Fairfax, “Marriage is one of the core values of society. Almost 20 years ago, the well renowned black scholar and psychologist Dr. Na’im Akbar (1991) penned the following: ‘‘marriage is such an important lesson in manhood (womanhood) development. It is no wonder that every society requires some form of it’’ (p. 13).” This coincides with the values that I stated above that were considered important in my culture. Marriage is important to more that my culture obviously but in my culture there is always this well-known quote from the bible: “He who finds a wife, finds a good thing (NKJV Proverbs 18:22). That is basically religion and love in the same
In the United States of America, many of the present marriages that are taking place are interracial marriages. Men and women from all different descents are coming together and falling in love, they have started families and a new generation of mixed babies. There is mixing of all different colors, nationalities, and religions, causing different types of responses from others, negative and positive. Focusing on black and white marriages which has been one the longest and largest interracial marriage that takes place in America. Whether it been a black man and white women or vice versa, it is a very high percentage that continues to grow throughout the years. In discussion of marriages, a controversial issue is interracial marriages.

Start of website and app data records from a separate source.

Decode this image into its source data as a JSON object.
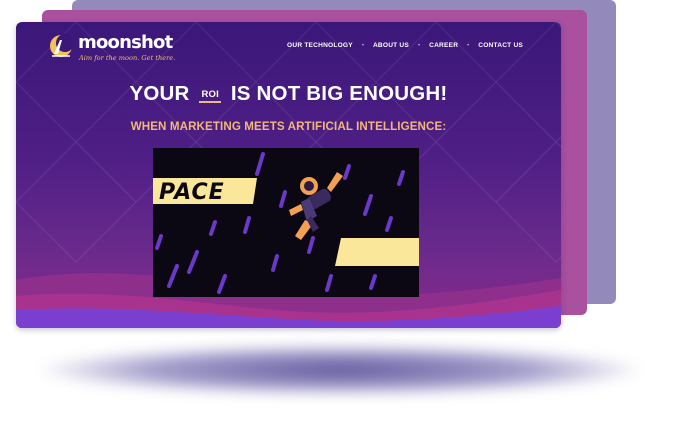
{
  "brand": {
    "name": "moonshot",
    "tagline": "Aim for the moon. Get there."
  },
  "nav": {
    "items": [
      {
        "label": "OUR TECHNOLOGY"
      },
      {
        "label": "ABOUT US"
      },
      {
        "label": "CAREER"
      },
      {
        "label": "CONTACT US"
      }
    ]
  },
  "hero": {
    "headline_start": "YOUR",
    "headline_tag": "ROI",
    "headline_end": "IS NOT BIG ENOUGH!",
    "subheadline": "WHEN MARKETING MEETS ARTIFICIAL INTELLIGENCE:"
  },
  "video": {
    "banner_text": "PACE"
  },
  "colors": {
    "site_bg_top": "#3b1779",
    "accent_orange": "#f3b779",
    "accent_gold": "#f1c15e",
    "banner_yellow": "#fbe79a",
    "back_card_lilac": "#9389ba",
    "back_card_magenta": "#a9509e"
  },
  "icons": {
    "logo": "moon-rocket-logo-icon",
    "astronaut": "flying-astronaut-icon"
  }
}
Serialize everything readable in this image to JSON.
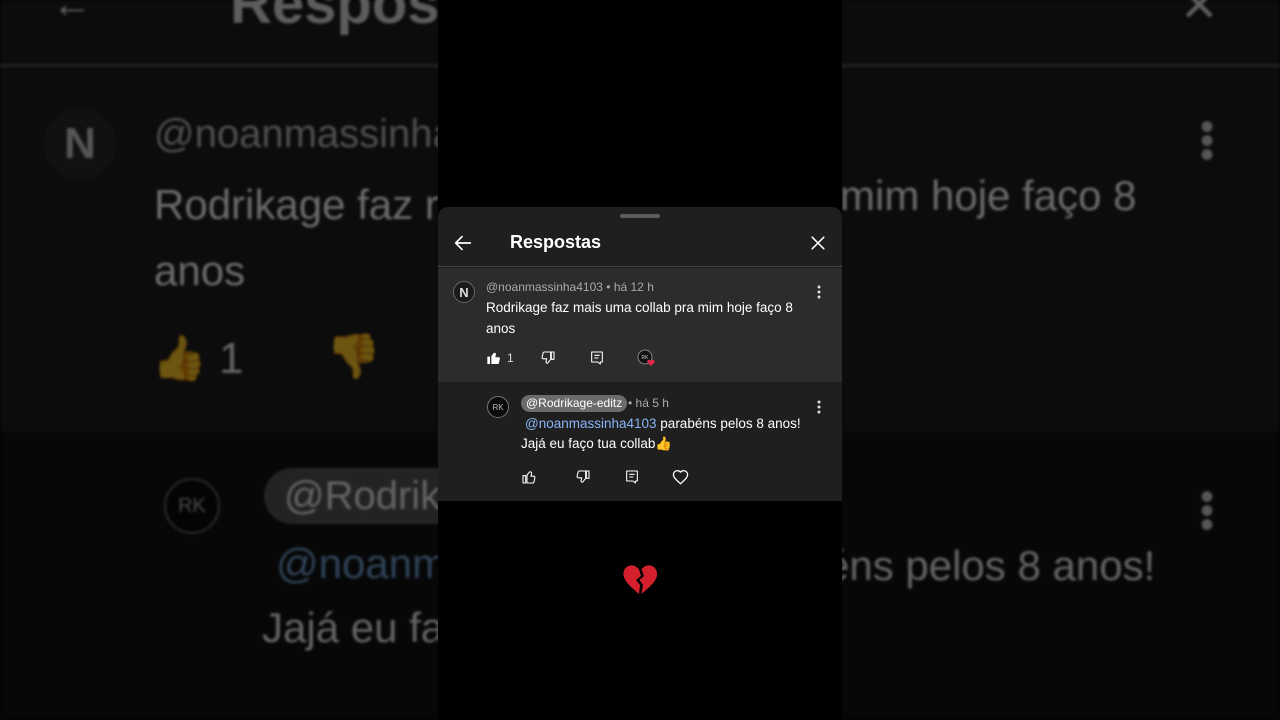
{
  "app": {
    "panel_title": "Respostas"
  },
  "comment": {
    "avatar_letter": "N",
    "author": "@noanmassinha4103",
    "separator": "•",
    "time": "há 12 h",
    "text": "Rodrikage faz mais uma collab pra mim hoje faço 8 anos",
    "like_count": "1"
  },
  "reply": {
    "avatar_letters": "RK",
    "author": "@Rodrikage-editz",
    "separator": "•",
    "time": "há 5 h",
    "mention": "@noanmassinha4103",
    "text_line1": " parabéns pelos 8 anos!",
    "text_line2": "Jajá eu faço tua collab👍"
  },
  "colors": {
    "accent_link": "#8ab4f8",
    "heart": "#e0284a",
    "sheet_bg": "#1f1f1f",
    "highlight_bg": "#2c2c2c"
  },
  "icons": [
    "back-arrow-icon",
    "close-icon",
    "thumbs-up-icon",
    "thumbs-down-icon",
    "reply-icon",
    "heart-icon",
    "more-vert-icon",
    "broken-heart-icon"
  ]
}
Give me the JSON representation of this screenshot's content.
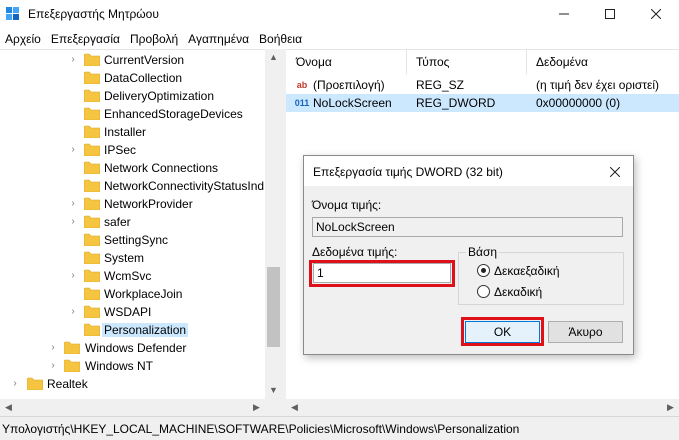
{
  "window": {
    "title": "Επεξεργαστής Μητρώου",
    "icon": "regedit-icon",
    "controls": {
      "minimize": "minimize-icon",
      "maximize": "maximize-icon",
      "close": "close-icon"
    }
  },
  "menu": [
    "Αρχείο",
    "Επεξεργασία",
    "Προβολή",
    "Αγαπημένα",
    "Βοήθεια"
  ],
  "tree": {
    "items": [
      {
        "label": "CurrentVersion",
        "expandable": true
      },
      {
        "label": "DataCollection",
        "expandable": false
      },
      {
        "label": "DeliveryOptimization",
        "expandable": false
      },
      {
        "label": "EnhancedStorageDevices",
        "expandable": false
      },
      {
        "label": "Installer",
        "expandable": false
      },
      {
        "label": "IPSec",
        "expandable": true
      },
      {
        "label": "Network Connections",
        "expandable": false
      },
      {
        "label": "NetworkConnectivityStatusInd",
        "expandable": false
      },
      {
        "label": "NetworkProvider",
        "expandable": true
      },
      {
        "label": "safer",
        "expandable": true
      },
      {
        "label": "SettingSync",
        "expandable": false
      },
      {
        "label": "System",
        "expandable": false
      },
      {
        "label": "WcmSvc",
        "expandable": true
      },
      {
        "label": "WorkplaceJoin",
        "expandable": false
      },
      {
        "label": "WSDAPI",
        "expandable": true
      },
      {
        "label": "Personalization",
        "expandable": false,
        "selected": true
      }
    ],
    "parent_items": [
      {
        "label": "Windows Defender",
        "expandable": true
      },
      {
        "label": "Windows NT",
        "expandable": true
      }
    ],
    "root_items": [
      {
        "label": "Realtek",
        "expandable": true
      }
    ]
  },
  "list": {
    "columns": [
      "Όνομα",
      "Τύπος",
      "Δεδομένα"
    ],
    "rows": [
      {
        "icon": "string-value-icon",
        "name": "(Προεπιλογή)",
        "type": "REG_SZ",
        "data": "(η τιμή δεν έχει οριστεί)",
        "selected": false
      },
      {
        "icon": "binary-value-icon",
        "name": "NoLockScreen",
        "type": "REG_DWORD",
        "data": "0x00000000 (0)",
        "selected": true
      }
    ]
  },
  "status": {
    "path": "Υπολογιστής\\HKEY_LOCAL_MACHINE\\SOFTWARE\\Policies\\Microsoft\\Windows\\Personalization"
  },
  "dialog": {
    "title": "Επεξεργασία τιμής DWORD (32 bit)",
    "value_name_label": "Όνομα τιμής:",
    "value_name": "NoLockScreen",
    "value_data_label": "Δεδομένα τιμής:",
    "value_data": "1",
    "base_label": "Βάση",
    "base_options": [
      "Δεκαεξαδική",
      "Δεκαδική"
    ],
    "base_selected": "Δεκαεξαδική",
    "ok_label": "OK",
    "cancel_label": "Άκυρο"
  },
  "colors": {
    "highlight_box": "#e0101a",
    "selection": "#cce8ff",
    "folder": "#f5c542"
  }
}
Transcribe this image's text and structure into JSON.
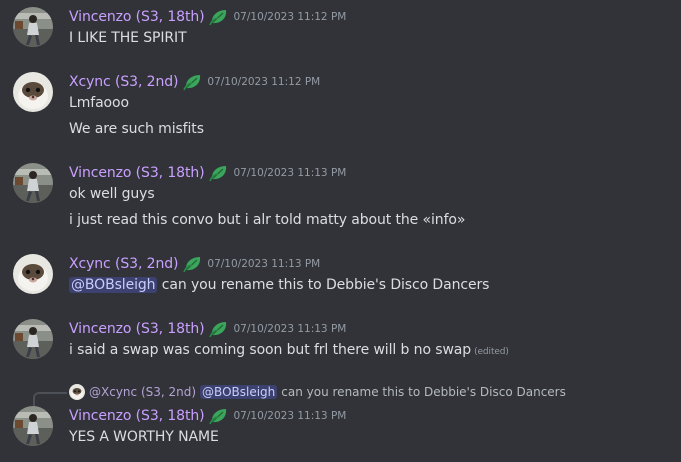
{
  "users": {
    "vincenzo": "Vincenzo (S3, 18th)",
    "xcync": "Xcync (S3, 2nd)"
  },
  "messages": [
    {
      "author": "Vincenzo (S3, 18th)",
      "timestamp": "07/10/2023 11:12 PM",
      "lines": [
        "I LIKE THE SPIRIT"
      ]
    },
    {
      "author": "Xcync (S3, 2nd)",
      "timestamp": "07/10/2023 11:12 PM",
      "lines": [
        "Lmfaooo",
        "We are such misfits"
      ]
    },
    {
      "author": "Vincenzo (S3, 18th)",
      "timestamp": "07/10/2023 11:13 PM",
      "lines": [
        "ok well guys",
        "i just read this convo but i alr told matty about the «info»"
      ]
    },
    {
      "author": "Xcync (S3, 2nd)",
      "timestamp": "07/10/2023 11:13 PM",
      "mention": "@BOBsleigh",
      "text": " can you rename this to Debbie's Disco Dancers"
    },
    {
      "author": "Vincenzo (S3, 18th)",
      "timestamp": "07/10/2023 11:13 PM",
      "text": "i said a swap was coming soon but frl there will b no swap",
      "edited": "(edited)"
    },
    {
      "reply": {
        "author": "@Xcync (S3, 2nd)",
        "mention": "@BOBsleigh",
        "text": "can you rename this to Debbie's Disco Dancers"
      },
      "author": "Vincenzo (S3, 18th)",
      "timestamp": "07/10/2023 11:13 PM",
      "lines": [
        "YES A WORTHY NAME"
      ]
    }
  ],
  "icons": {
    "badge": "leaf-badge-icon",
    "avatar_v": "runner-avatar",
    "avatar_x": "ferret-avatar"
  },
  "colors": {
    "background": "#313338",
    "username": "#c9a0ff",
    "badge": "#3ba55c",
    "mention_bg": "#3c4270"
  }
}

Marrying someone outside of one’s religion isn’t a sign of one abandoning the faith, wedding someone with similar beliefs just offers easier solutions. The proof in research shows that couples with dual religion do tend to end in a higher divorce rate verses same religion marriages. While doing my own research on this topic, it even surprised me that the majority of people out there in world do prefer a marriage partner with the same religious beliefs. Religious beliefs have such an effect on couples that they realize when they have problems with different core values; even love cannot fix those problems. Religious faith is the significant thread and fabric in the quilt of family life for families, and they cannot be understood independently of their faith.
What is interracial marriage? Interracial marriage is when two different racial groups come together and marry. Interracial marriage is an interesting topic which has a history of hardships. It was not until 1967 that the Supreme Court finally “[ruled] the anti-miscegenation laws unconstitutional” (Wikipedia). What’s ironic is many states legalize interracial marriage earlier on. Interracial marriage has come a long way since the 20th century and is only getting better. Interracial marriage has positive and negative effects on people in today’s society and previous generations. (what are the effects?—include this in your thesis)
The purpose of this report is to investigate Christian marriage in the 21st century and the relevance it still holds today. Marriage is defined as the union of a man and woman in holy matrimony in a life-long, exclusive relationship between them as well as God. Christian marriage is believed to be a gift from God and it exists primarily to strengthen the relationship between the man and women and to create life. Despite the challenges in today’s society Christian marriage still holds relevance and is still important to many people. Church teaching about marriage have changed over time. It will demonstrate that Christian marriage is still relevant in the 21st century, but needs to adapt to current circumstances and society.